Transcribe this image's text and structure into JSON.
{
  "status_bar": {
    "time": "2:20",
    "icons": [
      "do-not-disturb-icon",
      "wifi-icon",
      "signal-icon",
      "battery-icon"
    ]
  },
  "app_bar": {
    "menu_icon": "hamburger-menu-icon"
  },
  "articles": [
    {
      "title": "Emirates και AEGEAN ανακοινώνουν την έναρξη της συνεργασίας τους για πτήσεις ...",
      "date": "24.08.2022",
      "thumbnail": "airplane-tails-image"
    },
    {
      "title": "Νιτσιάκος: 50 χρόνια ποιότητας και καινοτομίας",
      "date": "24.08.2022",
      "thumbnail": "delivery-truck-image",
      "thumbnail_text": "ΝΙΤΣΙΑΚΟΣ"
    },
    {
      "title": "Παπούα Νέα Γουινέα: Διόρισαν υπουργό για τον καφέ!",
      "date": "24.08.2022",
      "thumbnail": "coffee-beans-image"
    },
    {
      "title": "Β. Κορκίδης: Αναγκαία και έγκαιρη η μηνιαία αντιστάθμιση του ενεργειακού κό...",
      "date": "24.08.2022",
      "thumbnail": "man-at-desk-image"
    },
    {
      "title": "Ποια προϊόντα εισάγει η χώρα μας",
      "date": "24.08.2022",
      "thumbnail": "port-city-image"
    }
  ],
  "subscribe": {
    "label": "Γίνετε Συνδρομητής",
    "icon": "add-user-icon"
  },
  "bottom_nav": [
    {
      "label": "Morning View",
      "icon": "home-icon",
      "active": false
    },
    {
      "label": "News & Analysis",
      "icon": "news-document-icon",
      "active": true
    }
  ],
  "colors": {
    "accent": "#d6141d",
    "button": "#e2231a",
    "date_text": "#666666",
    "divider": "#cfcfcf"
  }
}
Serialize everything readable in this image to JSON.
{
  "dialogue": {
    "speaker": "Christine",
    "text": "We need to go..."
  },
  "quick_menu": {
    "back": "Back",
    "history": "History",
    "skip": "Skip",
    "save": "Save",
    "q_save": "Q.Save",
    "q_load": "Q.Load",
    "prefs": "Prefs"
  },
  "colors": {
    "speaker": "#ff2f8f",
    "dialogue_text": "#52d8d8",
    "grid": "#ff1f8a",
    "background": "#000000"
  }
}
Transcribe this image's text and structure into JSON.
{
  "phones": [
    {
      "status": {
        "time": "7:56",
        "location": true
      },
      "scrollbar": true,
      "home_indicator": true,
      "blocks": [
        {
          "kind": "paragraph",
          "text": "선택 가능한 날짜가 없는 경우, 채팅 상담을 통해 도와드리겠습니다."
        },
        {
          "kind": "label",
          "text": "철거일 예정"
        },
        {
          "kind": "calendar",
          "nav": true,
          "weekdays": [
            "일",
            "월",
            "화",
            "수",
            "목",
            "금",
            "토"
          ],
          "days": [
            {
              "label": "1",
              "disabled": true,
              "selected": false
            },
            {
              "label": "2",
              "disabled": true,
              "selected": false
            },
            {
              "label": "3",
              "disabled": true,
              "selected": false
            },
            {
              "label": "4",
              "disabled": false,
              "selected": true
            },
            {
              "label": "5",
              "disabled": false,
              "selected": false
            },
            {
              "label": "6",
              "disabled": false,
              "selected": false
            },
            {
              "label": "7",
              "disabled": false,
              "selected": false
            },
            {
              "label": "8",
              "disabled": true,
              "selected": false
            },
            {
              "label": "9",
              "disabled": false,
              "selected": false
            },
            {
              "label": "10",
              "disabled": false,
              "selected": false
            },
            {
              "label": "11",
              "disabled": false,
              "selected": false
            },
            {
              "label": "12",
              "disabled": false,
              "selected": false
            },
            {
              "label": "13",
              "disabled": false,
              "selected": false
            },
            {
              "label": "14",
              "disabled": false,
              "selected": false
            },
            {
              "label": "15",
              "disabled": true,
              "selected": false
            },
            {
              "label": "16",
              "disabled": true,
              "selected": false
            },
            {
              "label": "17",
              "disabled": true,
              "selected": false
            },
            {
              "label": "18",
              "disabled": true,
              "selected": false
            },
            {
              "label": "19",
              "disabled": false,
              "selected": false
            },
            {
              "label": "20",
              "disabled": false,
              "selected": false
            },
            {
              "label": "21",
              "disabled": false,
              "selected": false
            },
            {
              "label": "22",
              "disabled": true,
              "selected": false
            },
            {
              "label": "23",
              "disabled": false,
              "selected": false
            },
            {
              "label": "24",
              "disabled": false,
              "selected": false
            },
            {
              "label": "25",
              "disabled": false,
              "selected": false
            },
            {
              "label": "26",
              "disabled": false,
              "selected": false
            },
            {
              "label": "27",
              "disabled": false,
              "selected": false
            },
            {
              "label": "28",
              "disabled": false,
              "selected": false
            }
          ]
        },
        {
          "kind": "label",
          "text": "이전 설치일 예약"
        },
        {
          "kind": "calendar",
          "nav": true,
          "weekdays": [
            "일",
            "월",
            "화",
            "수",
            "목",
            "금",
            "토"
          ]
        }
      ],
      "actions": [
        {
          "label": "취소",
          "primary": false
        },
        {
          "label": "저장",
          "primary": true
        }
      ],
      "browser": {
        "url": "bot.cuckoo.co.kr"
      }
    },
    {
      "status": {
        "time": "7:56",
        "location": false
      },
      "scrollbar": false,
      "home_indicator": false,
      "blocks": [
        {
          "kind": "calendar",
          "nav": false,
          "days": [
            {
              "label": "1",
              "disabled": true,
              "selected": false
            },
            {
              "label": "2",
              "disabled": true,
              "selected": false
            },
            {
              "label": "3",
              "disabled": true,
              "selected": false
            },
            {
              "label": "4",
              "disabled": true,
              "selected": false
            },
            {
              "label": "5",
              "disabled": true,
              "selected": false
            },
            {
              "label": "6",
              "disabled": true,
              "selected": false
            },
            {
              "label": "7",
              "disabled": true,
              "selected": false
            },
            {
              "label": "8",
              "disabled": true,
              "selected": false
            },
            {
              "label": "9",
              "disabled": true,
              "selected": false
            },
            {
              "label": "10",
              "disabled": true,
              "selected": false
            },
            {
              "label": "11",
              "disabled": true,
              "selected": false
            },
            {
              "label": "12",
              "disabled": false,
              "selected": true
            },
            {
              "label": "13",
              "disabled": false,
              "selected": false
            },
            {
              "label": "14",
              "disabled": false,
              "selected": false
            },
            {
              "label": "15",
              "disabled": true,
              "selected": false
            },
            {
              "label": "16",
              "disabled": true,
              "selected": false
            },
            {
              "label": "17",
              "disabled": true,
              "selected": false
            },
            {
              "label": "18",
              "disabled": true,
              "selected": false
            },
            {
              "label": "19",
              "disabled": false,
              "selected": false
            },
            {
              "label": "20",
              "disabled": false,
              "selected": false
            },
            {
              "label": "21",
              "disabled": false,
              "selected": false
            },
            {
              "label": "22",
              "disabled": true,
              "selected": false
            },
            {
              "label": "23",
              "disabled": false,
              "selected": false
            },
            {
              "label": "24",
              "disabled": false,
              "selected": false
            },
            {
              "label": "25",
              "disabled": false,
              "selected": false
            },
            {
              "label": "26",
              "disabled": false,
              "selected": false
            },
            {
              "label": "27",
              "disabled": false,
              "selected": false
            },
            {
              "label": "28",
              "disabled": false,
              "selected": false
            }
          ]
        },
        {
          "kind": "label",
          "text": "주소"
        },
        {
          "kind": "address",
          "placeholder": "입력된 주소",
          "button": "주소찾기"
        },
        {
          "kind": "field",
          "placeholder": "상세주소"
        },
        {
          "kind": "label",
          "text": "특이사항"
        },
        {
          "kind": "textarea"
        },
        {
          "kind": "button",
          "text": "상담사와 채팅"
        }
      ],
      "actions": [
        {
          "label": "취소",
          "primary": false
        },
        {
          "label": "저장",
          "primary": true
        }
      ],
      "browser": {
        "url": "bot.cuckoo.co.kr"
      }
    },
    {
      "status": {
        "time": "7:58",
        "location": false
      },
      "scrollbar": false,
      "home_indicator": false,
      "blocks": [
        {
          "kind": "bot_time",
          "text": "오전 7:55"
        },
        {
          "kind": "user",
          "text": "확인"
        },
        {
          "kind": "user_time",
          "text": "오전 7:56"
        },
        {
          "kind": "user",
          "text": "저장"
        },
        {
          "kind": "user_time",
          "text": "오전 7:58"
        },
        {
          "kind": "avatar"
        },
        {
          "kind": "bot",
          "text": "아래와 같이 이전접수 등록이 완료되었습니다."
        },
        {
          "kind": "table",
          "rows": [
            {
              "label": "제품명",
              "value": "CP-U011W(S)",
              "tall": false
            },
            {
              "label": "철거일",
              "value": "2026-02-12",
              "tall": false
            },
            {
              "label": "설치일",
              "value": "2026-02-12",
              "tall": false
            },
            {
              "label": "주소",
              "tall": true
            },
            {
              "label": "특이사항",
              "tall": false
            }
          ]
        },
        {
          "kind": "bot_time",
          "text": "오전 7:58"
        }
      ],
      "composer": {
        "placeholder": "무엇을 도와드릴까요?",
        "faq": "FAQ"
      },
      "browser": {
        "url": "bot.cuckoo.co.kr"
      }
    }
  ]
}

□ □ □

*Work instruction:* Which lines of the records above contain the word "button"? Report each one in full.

*Completed exercise:*
    "button": "#e2231a",
          "button": "주소찾기"
          "kind": "button",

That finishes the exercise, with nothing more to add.